So you can bet your bottom we set sail at our first opportunity once the boat was back in operable condition. All winter our friends had been telling us how great the San Juans are, how we have to get out there and explore the islands. And we’d been chomping at the bit to do just that.
We had a long list of things to do before we could leave. Provision the boat. Clean the boat. Check to make sure everything was in working order. Laundry. Make sure Katie had food. Learn how to anchor. Charge all of our batteries, since we would be staying at anchor most of the time. Make sure we had enough coffee to last us the trip. Fill the fuel and water tanks. Pump out our holding tank. Etc. Etc. Etc.
We got everything done except “Learn to anchor.” It made me a little bit nervous that we had never done this before we left on a long trip, but Jim had done a lot of research, talked to a lot of people and felt confident that we could figure it out.
And we did. In Port Ludlow, just before dark, with a windlass that just didn’t want to work at first.
Check out our video for more about the first leg of our San Juan Islands adventure.
We’ve lived aboard Willow for six months now, and when we look back at the number of trips we’ve made in her, it’s a little sad. Of course, most of it isn’t our fault. We moved aboard at the end of fall and have lived through one of the Pacific Northwest’s nastiest winters in recent history. On a boat. As new sailors, the idea of getting out there in wet and windy conditions wasn’t appealing to us. For safety reasons as well as comfort.
But a couple of weekends ago, we decided it would be fun to sail down to Tacoma when our friend, Sue, who was also our boat broker, invited us to come down for dinner. The weather wasn’t supposed to be beautiful, but it wasn’t supposed to be too wet or too windy, so we thought it would be a good opportunity to venture outside of our little Liberty Bay bubble.
Though we didn’t have much good sailing wind, the trip was a learning experience for us, and we got to know our boat and her capabilities a little bit better. Though it probably won’t be for a while now (more on this to come!), we are excited to get back out on the water and learn even more about our boat we call home.

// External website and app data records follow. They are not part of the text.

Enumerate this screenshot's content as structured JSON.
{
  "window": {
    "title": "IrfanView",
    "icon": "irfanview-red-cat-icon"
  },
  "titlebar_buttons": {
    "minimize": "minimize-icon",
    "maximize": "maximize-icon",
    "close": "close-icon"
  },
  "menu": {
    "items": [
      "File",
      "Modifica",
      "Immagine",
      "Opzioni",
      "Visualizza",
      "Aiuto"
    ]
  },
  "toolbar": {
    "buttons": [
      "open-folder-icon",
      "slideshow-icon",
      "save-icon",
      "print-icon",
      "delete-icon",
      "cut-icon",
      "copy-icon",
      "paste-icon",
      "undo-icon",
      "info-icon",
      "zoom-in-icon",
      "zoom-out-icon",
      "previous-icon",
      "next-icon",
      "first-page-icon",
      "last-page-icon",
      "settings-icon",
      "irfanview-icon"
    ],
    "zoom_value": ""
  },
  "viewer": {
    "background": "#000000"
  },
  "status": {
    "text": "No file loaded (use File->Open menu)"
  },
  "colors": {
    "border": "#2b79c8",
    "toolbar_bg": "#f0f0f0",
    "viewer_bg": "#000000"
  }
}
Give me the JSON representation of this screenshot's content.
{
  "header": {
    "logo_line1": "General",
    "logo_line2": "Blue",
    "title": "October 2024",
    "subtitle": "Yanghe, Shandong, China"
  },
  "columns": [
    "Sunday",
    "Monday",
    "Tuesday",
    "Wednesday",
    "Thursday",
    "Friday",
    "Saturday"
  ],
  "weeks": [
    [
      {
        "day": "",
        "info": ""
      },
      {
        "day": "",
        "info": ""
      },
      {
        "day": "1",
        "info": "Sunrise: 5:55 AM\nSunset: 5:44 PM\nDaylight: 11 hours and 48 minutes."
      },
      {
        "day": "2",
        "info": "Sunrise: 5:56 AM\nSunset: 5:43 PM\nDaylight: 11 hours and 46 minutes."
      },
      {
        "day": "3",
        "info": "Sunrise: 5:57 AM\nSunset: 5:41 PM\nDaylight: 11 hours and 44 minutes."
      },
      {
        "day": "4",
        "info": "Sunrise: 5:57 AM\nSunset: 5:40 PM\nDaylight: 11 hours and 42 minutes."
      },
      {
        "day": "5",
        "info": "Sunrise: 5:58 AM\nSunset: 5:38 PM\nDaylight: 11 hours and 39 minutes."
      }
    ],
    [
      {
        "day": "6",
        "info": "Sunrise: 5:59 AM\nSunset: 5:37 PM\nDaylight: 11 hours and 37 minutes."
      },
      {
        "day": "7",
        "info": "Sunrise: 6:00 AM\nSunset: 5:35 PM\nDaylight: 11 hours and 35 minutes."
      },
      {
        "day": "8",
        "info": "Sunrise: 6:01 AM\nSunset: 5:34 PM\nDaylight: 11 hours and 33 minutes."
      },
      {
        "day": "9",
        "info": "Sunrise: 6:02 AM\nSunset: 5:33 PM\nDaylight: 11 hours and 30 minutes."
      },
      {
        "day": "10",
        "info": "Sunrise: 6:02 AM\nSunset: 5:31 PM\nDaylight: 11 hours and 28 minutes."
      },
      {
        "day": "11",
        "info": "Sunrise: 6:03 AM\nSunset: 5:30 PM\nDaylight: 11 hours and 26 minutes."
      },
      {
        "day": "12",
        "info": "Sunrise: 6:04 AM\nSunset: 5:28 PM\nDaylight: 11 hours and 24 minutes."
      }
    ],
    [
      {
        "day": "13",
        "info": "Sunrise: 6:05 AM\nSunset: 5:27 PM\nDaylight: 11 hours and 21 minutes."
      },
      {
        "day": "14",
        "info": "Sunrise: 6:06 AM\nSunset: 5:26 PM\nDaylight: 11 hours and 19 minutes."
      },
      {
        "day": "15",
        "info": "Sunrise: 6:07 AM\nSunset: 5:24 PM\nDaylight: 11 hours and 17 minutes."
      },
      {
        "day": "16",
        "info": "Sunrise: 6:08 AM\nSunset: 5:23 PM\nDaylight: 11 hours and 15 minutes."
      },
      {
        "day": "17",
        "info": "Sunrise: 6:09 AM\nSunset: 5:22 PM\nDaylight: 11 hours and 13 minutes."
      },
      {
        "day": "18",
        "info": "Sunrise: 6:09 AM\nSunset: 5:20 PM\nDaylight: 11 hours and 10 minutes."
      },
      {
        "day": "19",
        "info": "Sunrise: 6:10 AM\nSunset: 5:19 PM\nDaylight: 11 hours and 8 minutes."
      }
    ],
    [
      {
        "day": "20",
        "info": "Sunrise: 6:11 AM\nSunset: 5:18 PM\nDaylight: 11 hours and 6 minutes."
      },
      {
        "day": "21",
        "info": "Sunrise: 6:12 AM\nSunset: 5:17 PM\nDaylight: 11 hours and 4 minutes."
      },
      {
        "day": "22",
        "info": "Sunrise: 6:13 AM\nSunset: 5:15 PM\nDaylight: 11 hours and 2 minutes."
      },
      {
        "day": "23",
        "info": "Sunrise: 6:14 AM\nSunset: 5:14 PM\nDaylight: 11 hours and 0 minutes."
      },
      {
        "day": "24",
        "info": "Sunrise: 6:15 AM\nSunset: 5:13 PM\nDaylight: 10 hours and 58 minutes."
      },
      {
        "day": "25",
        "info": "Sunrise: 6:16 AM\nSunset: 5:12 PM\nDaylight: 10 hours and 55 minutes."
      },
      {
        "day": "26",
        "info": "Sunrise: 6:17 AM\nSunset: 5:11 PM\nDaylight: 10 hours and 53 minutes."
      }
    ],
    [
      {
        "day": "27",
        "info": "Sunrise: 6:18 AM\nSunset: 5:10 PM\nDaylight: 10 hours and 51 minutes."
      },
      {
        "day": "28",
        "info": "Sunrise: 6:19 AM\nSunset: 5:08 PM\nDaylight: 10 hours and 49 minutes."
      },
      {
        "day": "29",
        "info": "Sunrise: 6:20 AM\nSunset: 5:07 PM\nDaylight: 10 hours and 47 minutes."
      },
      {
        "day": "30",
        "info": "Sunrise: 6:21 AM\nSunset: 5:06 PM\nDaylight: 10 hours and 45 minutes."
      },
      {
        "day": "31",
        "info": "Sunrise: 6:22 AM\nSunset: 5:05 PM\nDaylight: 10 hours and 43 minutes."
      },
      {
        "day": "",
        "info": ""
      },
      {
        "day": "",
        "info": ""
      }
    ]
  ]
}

Kasey and Gabe are our very first wedding clients in Washington. When we heard that Gabe had proposed at Brownsville Marina, we knew right away that they our kind of clients. And when they suggested the marina was a place they might like to shoot their engagement session, we were stoked!
We woke up the morning of the session to blue skies and just enough wind. The video below documents our afternoon prepping the boat for sailing, cruising to Brownsville and a bit of our session with Kasey and Gabe!
When we decided to move our life onto a boat, one of the things we were most excited about was the sense of community that seems to exist within a marina. Living in a house in a neighborhood where the residents seemed to care very little about each other was sad for us and left a lot to be desired by way of feeling like we belonged where we lived.
When we got to Poulsbo, we were immediately welcomed into the fold, and we love it. There are 25 liveaboard boats in our marina and we’ve become friends with several of them. Two boats down from us on a Hunter 37 is Skip, a seasoned sailor who was eager to share his knowledge and passion for sailing with us. As newbies to this realm of the boating world, we are eager to accept any tutelage that is offered to us, and last week Skip came out with us to show us a few things about sailing our boat efficiently and safely.
We were so grateful for the lessons and the company of our friend, Skip. And we are so glad to finally feel like we fit in with the community we live in.
If you live on a boat, what is your favorite thing about boat life?
Our broker, Sue (who helped us buy Willow), introduced us to another client of hers who just purchased a Rhodes 41. He wanted to take it out for a little sail and she thought we might enjoy the chance to get out on another boat.